Exercise objective: If a line in the data holds the string "selected", list it.

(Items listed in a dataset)
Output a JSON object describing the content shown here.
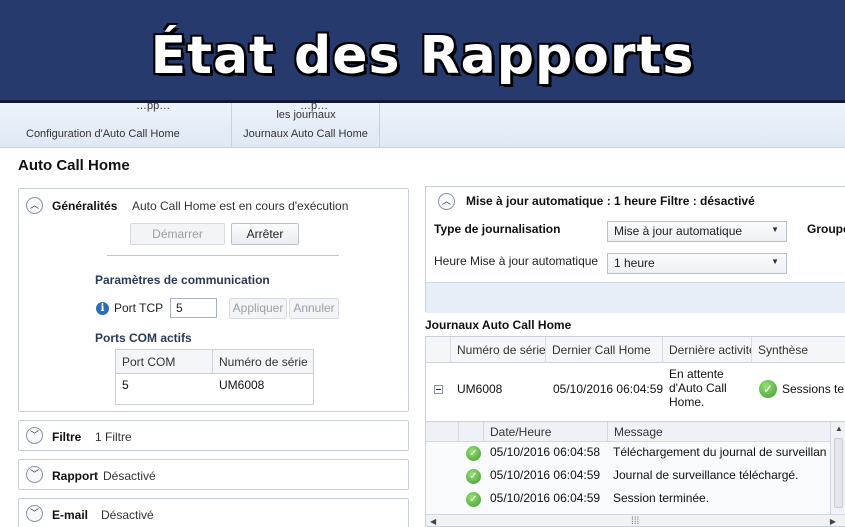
{
  "banner": {
    "title": "État des Rapports"
  },
  "ribbon": {
    "group1_partial": "…pp…",
    "group1_label": "Configuration d'Auto Call Home",
    "group2_button_partial": "…p…",
    "group2_button_line2": "les journaux",
    "group2_label": "Journaux Auto Call Home"
  },
  "page_title": "Auto Call Home",
  "general": {
    "label": "Généralités",
    "status": "Auto Call Home est en cours d'exécution",
    "start_label": "Démarrer",
    "stop_label": "Arrêter",
    "comm_title": "Paramètres de communication",
    "tcp_label": "Port TCP",
    "tcp_value": "5",
    "apply_label": "Appliquer",
    "cancel_label": "Annuler",
    "com_title": "Ports COM actifs",
    "com_headers": [
      "Port COM",
      "Numéro de série"
    ],
    "com_rows": [
      [
        "5",
        "UM6008"
      ]
    ]
  },
  "filtre": {
    "label": "Filtre",
    "status": "1 Filtre"
  },
  "rapport": {
    "label": "Rapport",
    "status": "Désactivé"
  },
  "email": {
    "label": "E-mail",
    "status": "Désactivé"
  },
  "right": {
    "header": "Mise à jour automatique : 1 heure   Filtre : désactivé",
    "log_type_label": "Type de journalisation",
    "log_type_value": "Mise à jour automatique",
    "group_label": "Groupe",
    "hour_label": "Heure Mise à jour automatique",
    "hour_value": "1 heure"
  },
  "journaux": {
    "title": "Journaux Auto Call Home",
    "headers": [
      "Numéro de série",
      "Dernier Call Home",
      "Dernière activité",
      "Synthèse"
    ],
    "row": {
      "serial": "UM6008",
      "last_call": "05/10/2016 06:04:59",
      "activity_lines": [
        "En attente",
        "d'Auto Call",
        "Home."
      ],
      "summary": "Sessions te"
    },
    "sub_headers": [
      "Date/Heure",
      "Message"
    ],
    "sub_rows": [
      {
        "date": "05/10/2016 06:04:58",
        "message": "Téléchargement du journal de surveillan"
      },
      {
        "date": "05/10/2016 06:04:59",
        "message": "Journal de surveillance téléchargé."
      },
      {
        "date": "05/10/2016 06:04:59",
        "message": "Session terminée."
      }
    ]
  },
  "icons": {
    "check": "green-check-icon",
    "info": "info-icon",
    "collapse": "chevron-up-icon",
    "expand": "chevron-down-icon"
  }
}
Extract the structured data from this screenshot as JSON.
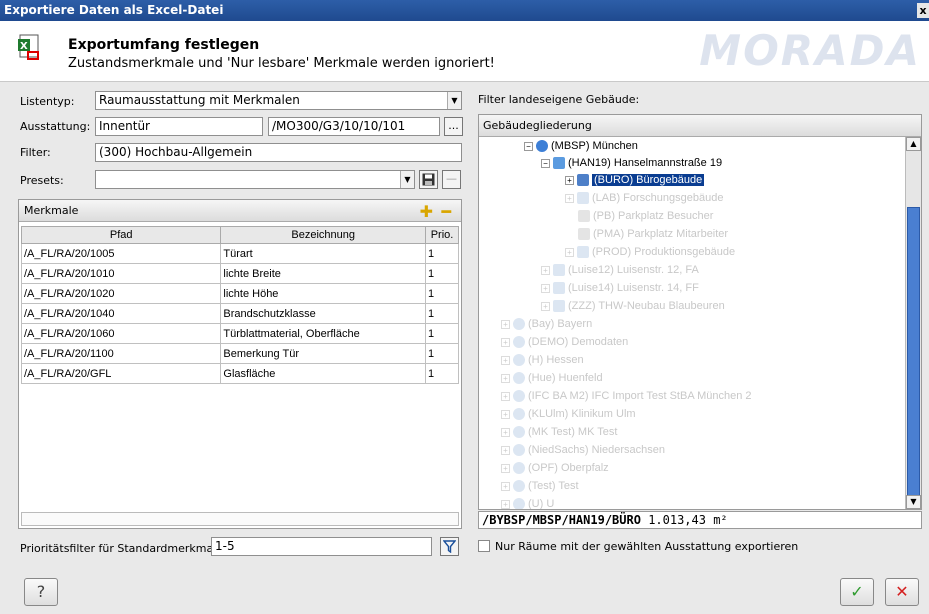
{
  "window": {
    "title": "Exportiere Daten als Excel-Datei",
    "close": "x"
  },
  "header": {
    "title": "Exportumfang festlegen",
    "subtitle": "Zustandsmerkmale und 'Nur lesbare' Merkmale werden ignoriert!",
    "watermark": "MORADA"
  },
  "form": {
    "listentyp_label": "Listentyp:",
    "listentyp_value": "Raumausstattung mit Merkmalen",
    "ausstattung_label": "Ausstattung:",
    "ausstattung_value": "Innentür",
    "ausstattung_path": "/MO300/G3/10/10/101",
    "browse_label": "...",
    "filter_label": "Filter:",
    "filter_value": "(300) Hochbau-Allgemein",
    "presets_label": "Presets:",
    "presets_value": ""
  },
  "merkmale": {
    "title": "Merkmale",
    "columns": [
      "Pfad",
      "Bezeichnung",
      "Prio."
    ],
    "rows": [
      [
        "/A_FL/RA/20/1005",
        "Türart",
        "1"
      ],
      [
        "/A_FL/RA/20/1010",
        "lichte Breite",
        "1"
      ],
      [
        "/A_FL/RA/20/1020",
        "lichte Höhe",
        "1"
      ],
      [
        "/A_FL/RA/20/1040",
        "Brandschutzklasse",
        "1"
      ],
      [
        "/A_FL/RA/20/1060",
        "Türblattmaterial, Oberfläche",
        "1"
      ],
      [
        "/A_FL/RA/20/1100",
        "Bemerkung Tür",
        "1"
      ],
      [
        "/A_FL/RA/20/GFL",
        "Glasfläche",
        "1"
      ]
    ]
  },
  "prio_filter": {
    "label": "Prioritätsfilter für Standardmerkmale:",
    "value": "1-5"
  },
  "right": {
    "filter_label": "Filter landeseigene Gebäude:",
    "tree_header": "Gebäudegliederung",
    "nodes": [
      "(MBSP) München",
      "(HAN19) Hanselmannstraße 19",
      "(BÜRO) Bürogebäude",
      "(LAB) Forschungsgebäude",
      "(PB) Parkplatz Besucher",
      "(PMA) Parkplatz Mitarbeiter",
      "(PROD) Produktionsgebäude",
      "(Luise12) Luisenstr. 12, FA",
      "(Luise14) Luisenstr. 14, FF",
      "(ZZZ) THW-Neubau Blaubeuren",
      "(Bay) Bayern",
      "(DEMO) Demodaten",
      "(H) Hessen",
      "(Hue) Huenfeld",
      "(IFC BA M2) IFC Import Test StBA München 2",
      "(KLUlm) Klinikum Ulm",
      "(MK Test) MK Test",
      "(NiedSachs) Niedersachsen",
      "(OPF) Oberpfalz",
      "(Test) Test",
      "(U) U"
    ],
    "path": "/BYBSP/MBSP/HAN19/BÜRO",
    "area": "1.013,43 m²",
    "checkbox_label": "Nur Räume mit der gewählten Ausstattung exportieren"
  },
  "buttons": {
    "help": "?",
    "ok": "✓",
    "cancel": "✕"
  },
  "colors": {
    "titlebar": "#1f4a8f",
    "selection": "#0a3d91",
    "ok": "#2e9b2e",
    "cancel": "#d42020",
    "add": "#d9a600"
  }
}
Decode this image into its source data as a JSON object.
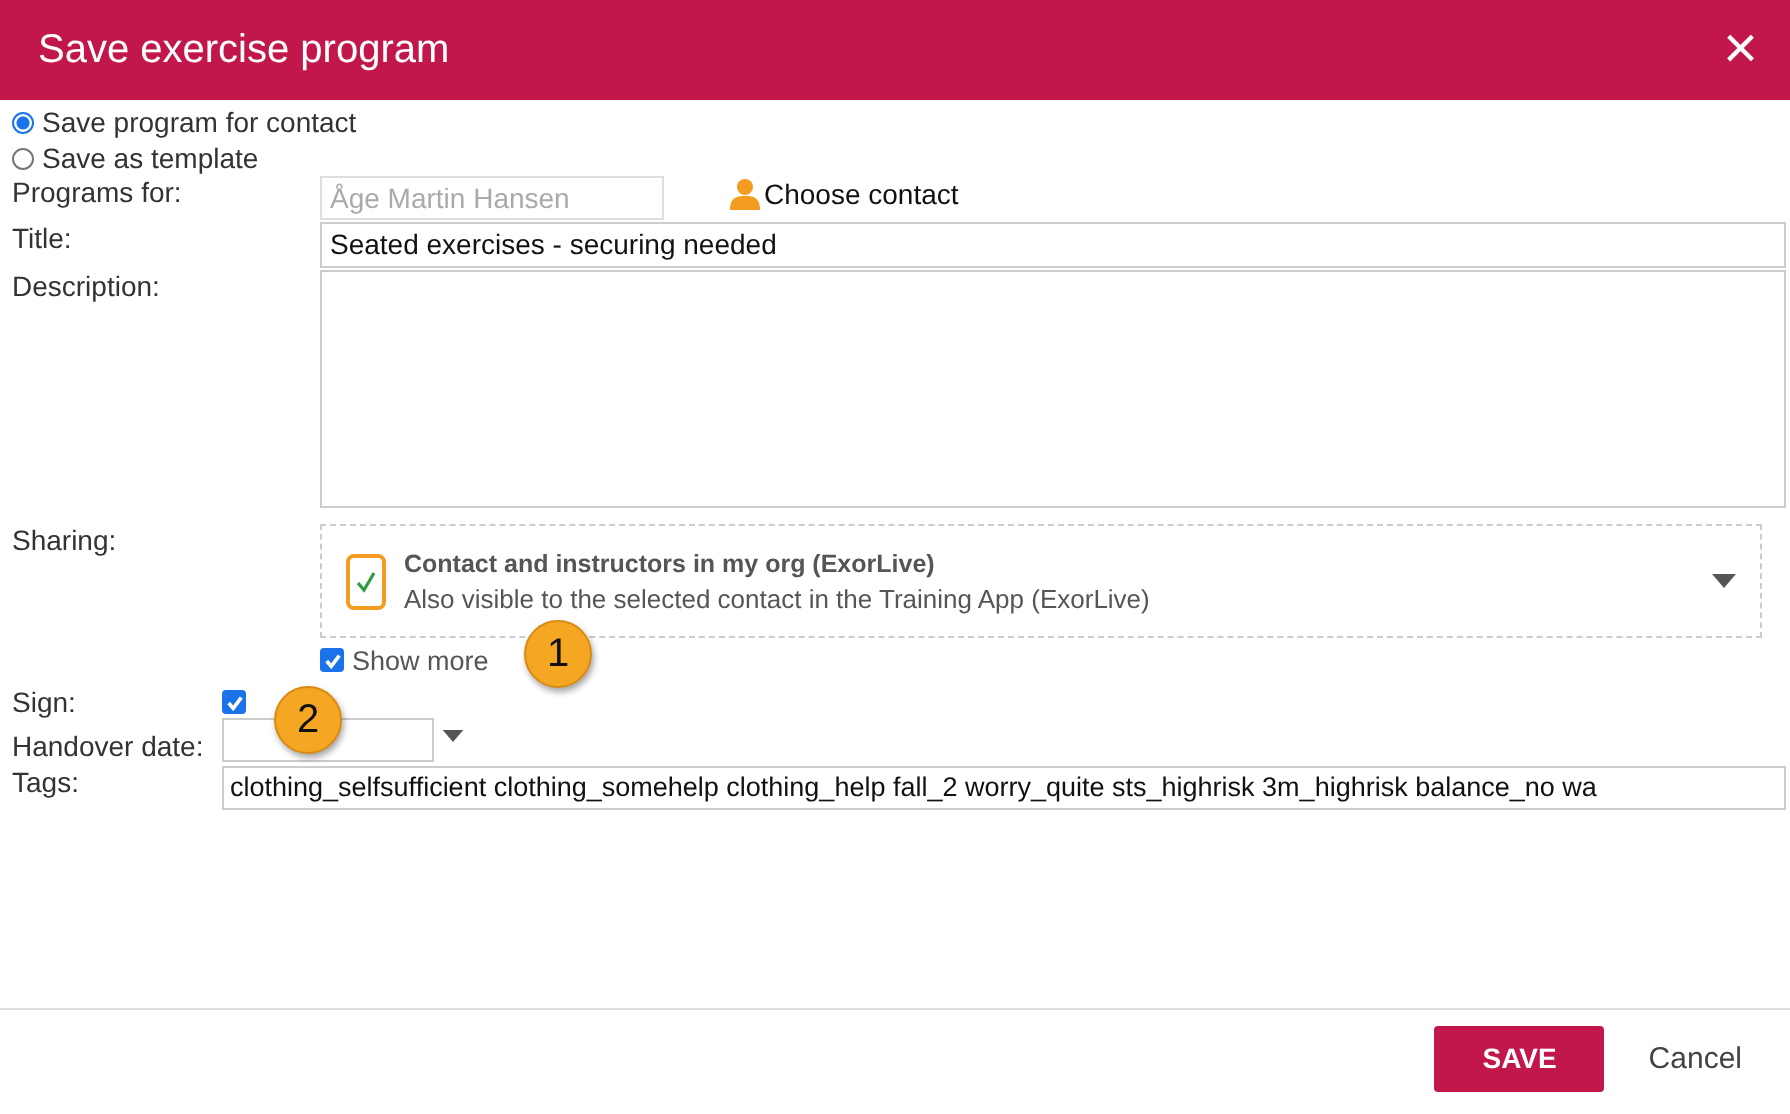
{
  "window": {
    "title": "Save exercise program",
    "close": "×"
  },
  "save_mode": [
    {
      "label": "Save program for contact",
      "selected": true
    },
    {
      "label": "Save as template",
      "selected": false
    }
  ],
  "programs_for": {
    "label": "Programs for:",
    "value": "Åge Martin Hansen",
    "choose_contact": "Choose contact"
  },
  "title_field": {
    "label": "Title:",
    "value": "Seated exercises - securing needed"
  },
  "description": {
    "label": "Description:"
  },
  "sharing": {
    "label": "Sharing:",
    "checked": true,
    "title": "Contact and instructors in my org (ExorLive)",
    "subtitle": "Also visible to the selected contact in the Training App (ExorLive)"
  },
  "show_more": {
    "label": "Show more",
    "checked": true
  },
  "sign": {
    "label": "Sign:",
    "checked": true
  },
  "handover_date": {
    "label": "Handover date:"
  },
  "tags": {
    "label": "Tags:",
    "value": "clothing_selfsufficient clothing_somehelp clothing_help fall_2 worry_quite sts_highrisk 3m_highrisk balance_no wa"
  },
  "callouts": [
    "1",
    "2"
  ],
  "buttons": {
    "save": "SAVE",
    "cancel": "Cancel"
  }
}
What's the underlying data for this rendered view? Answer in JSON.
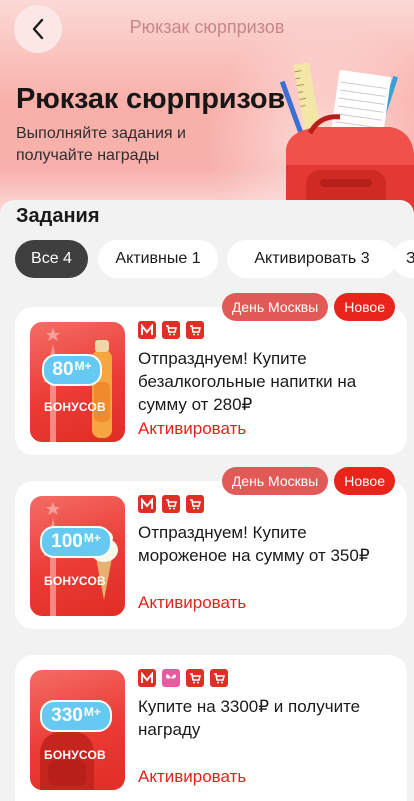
{
  "header": {
    "nav_title": "Рюкзак сюрпризов",
    "title": "Рюкзак сюрпризов",
    "subtitle": "Выполняйте задания и получайте награды"
  },
  "section_title": "Задания",
  "filters": [
    {
      "label": "Все 4",
      "active": true
    },
    {
      "label": "Активные 1",
      "active": false
    },
    {
      "label": "Активировать 3",
      "active": false
    },
    {
      "label": "З",
      "active": false
    }
  ],
  "tasks": [
    {
      "tags": [
        "День Москвы",
        "Новое"
      ],
      "badge_value": "80",
      "badge_unit": "М+",
      "thumb_label": "БОНУСОВ",
      "stores": [
        "m",
        "cart",
        "cart"
      ],
      "text": "Отпразднуем! Купите безалкогольные напитки на сумму от 280₽",
      "action": "Активировать"
    },
    {
      "tags": [
        "День Москвы",
        "Новое"
      ],
      "badge_value": "100",
      "badge_unit": "М+",
      "thumb_label": "БОНУСОВ",
      "stores": [
        "m",
        "cart",
        "cart"
      ],
      "text": "Отпразднуем! Купите мороженое на сумму от 350₽",
      "action": "Активировать"
    },
    {
      "tags": [],
      "badge_value": "330",
      "badge_unit": "М+",
      "thumb_label": "БОНУСОВ",
      "stores": [
        "m",
        "butterfly",
        "cart",
        "cart"
      ],
      "text": "Купите на 3300₽ и получите награду",
      "action": "Активировать"
    }
  ],
  "colors": {
    "accent_red": "#e4221a",
    "chip_active": "#3f3f40",
    "badge_blue": "#66c9f2"
  }
}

Result below:
      "selected": true
      "selected": false
    "subtitle": "Also visible to the selected contact in the Training App (ExorLive)"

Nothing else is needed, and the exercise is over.